“Brutally” and “with inhumanity.”
Recently released US Christian aid worker Jeff Woodke used these words to describe his more than six years in captivity in West Africa, noting that from the day he was captured, he lived in chains 16 hours each day.
“I was beaten […], kept in isolation, suffered injuries and illness, which were never medically treated,” Woodke told media during a press conference from his home church in McKinleyville, California, held two weeks after his release on the morning of March 20.
“During the six years, five months, five days and some 12 hours, I repeatedly feared I would never see my family again,” Woodke told reporters.
For 24 years, Woodke lived and served in ministry in northern Niger before being abducted from his home in Abalak on October 14, 2016.
“I could not stop praying. I could not give up on faith, no matter how angry I got.”

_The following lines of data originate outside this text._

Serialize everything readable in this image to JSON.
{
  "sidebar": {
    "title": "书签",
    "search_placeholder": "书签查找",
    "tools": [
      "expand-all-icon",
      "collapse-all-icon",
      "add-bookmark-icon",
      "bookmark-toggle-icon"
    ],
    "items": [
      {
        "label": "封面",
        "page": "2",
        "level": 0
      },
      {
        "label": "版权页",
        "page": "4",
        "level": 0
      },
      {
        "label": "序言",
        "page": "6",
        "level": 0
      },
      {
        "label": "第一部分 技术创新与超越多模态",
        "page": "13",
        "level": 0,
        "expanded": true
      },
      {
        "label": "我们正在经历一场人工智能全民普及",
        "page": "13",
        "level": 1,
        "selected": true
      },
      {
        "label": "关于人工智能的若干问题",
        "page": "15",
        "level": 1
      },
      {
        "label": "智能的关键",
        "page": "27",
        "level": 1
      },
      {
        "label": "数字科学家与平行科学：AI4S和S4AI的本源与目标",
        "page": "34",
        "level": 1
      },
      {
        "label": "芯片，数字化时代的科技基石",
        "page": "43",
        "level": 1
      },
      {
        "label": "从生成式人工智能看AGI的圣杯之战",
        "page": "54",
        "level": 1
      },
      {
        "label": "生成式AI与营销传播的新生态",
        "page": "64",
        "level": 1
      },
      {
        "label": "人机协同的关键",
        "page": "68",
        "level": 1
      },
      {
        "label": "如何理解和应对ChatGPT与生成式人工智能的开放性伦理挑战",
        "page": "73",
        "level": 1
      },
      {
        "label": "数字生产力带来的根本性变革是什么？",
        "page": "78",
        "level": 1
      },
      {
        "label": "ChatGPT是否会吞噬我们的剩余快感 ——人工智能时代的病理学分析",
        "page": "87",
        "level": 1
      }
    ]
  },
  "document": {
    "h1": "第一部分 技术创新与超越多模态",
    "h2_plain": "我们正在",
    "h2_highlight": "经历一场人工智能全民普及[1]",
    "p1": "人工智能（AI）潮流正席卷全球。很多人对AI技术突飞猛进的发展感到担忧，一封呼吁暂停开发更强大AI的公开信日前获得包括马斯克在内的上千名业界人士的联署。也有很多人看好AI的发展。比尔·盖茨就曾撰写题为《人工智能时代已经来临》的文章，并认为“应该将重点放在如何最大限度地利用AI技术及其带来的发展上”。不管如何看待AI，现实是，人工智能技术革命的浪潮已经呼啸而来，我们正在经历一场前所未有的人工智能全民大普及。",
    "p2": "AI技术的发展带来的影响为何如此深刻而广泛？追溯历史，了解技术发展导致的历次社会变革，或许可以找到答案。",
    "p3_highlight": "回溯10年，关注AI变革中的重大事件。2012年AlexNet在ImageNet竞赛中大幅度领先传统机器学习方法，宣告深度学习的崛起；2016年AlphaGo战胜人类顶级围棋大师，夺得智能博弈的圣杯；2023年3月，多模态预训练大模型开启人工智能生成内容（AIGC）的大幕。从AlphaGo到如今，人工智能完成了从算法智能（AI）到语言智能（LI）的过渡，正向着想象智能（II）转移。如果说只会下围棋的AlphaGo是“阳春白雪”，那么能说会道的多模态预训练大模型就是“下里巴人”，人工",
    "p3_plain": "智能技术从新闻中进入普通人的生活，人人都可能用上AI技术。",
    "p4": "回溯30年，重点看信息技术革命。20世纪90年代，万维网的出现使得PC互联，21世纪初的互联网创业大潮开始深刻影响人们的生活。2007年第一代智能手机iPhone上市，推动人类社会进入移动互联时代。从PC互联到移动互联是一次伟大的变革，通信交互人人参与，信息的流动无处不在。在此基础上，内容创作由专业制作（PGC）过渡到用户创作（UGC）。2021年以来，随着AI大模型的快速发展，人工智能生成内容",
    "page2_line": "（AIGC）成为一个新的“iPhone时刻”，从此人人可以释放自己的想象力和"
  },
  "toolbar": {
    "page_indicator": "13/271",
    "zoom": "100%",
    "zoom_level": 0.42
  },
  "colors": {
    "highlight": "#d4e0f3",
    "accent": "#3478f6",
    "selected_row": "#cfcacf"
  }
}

World Watch Monitor reported that Woodke identified al-Qaeda affiliate group Jama’at Nasr al-Islam wal Mulimin (JNIM) as the group that kidnapped him. He said that in the first few years after he was taken, he prayed for up to eight hours a day, pacing in circles inside the confined space where he was held. But during the last year of captivity, he “lost all hope,” he shared. “By my last year, I thought, what’s prayer doing for me anyway?” Yet despite his disillusionment, he continued to pray.
“I could not stop praying,” he said. “I could not give up on faith, no matter how angry I got.” He added: “You might end up at the end of your faith as a human being, but faith is a funny thing: it stays with you whether you like it or not.”
After Woodke’s fifth year, he began a hunger strike to secure better treatment and communicate with his family and country. That strike and another one he began shortly before his release led to an increase in activity to negotiate his release, Woodke said, “or so I was informed by JNIM.”
Woodke was released with French journalist Olivier Dubois in West Africa’s Sahel region, which in recent years has seen an exponential increase of Islamic extremist violence and insecurity due to the expansion of extremist groups from Nigeria into Chad, Niger, Mali and Burkina Faso. He was met by special forces from a third-party nation in a remote desert location. From there, he was taken to Niger’s capital city Niamey for medical checks.
He declined to comment on the kidnappers’ motives for both the abduction and his release: “I know why, but I don’t want to compromise the investigation. I am looking forward to telling my whole story at the right time and in the right way. For now, I will limit the information I share and continue to operate with authorities to bring these monsters to justice.”
‘They live in hell’
Woodke is taking time to attend to medical issues and injuries sustained during captivity, including chronic gastro-intestinal issues, a blown-out knee and ankle injuries caused by a blunt hit from a rifle butt.
However, he is intent on helping get out the remaining seven foreign hostages “because they live in hell.” The seven include Romanian Iulian Ghergut, Father Hans-Joachim Lohre, a German priest, South African Gerco van Deventer, Australian surgeon Ken Elliott, and an Italian couple and their son.
"I'm not sure, but it's likely these hostages were in the hands of JNIM."
His living nightmare over the last six years gives us a glimpse of the horror that tens of thousands of Christians in captivity in sub-Saharan Africa are living in right now. And they remind us of the urgent need to pray and lift up the captives, as the writer of Hebrews says is our response to "receiving an unshakable kingdom."
"Continue to remember those in prison as if you were together with them in prison, and those who are mistreated as if you yourselves were suffering" (Hebrews 13:3).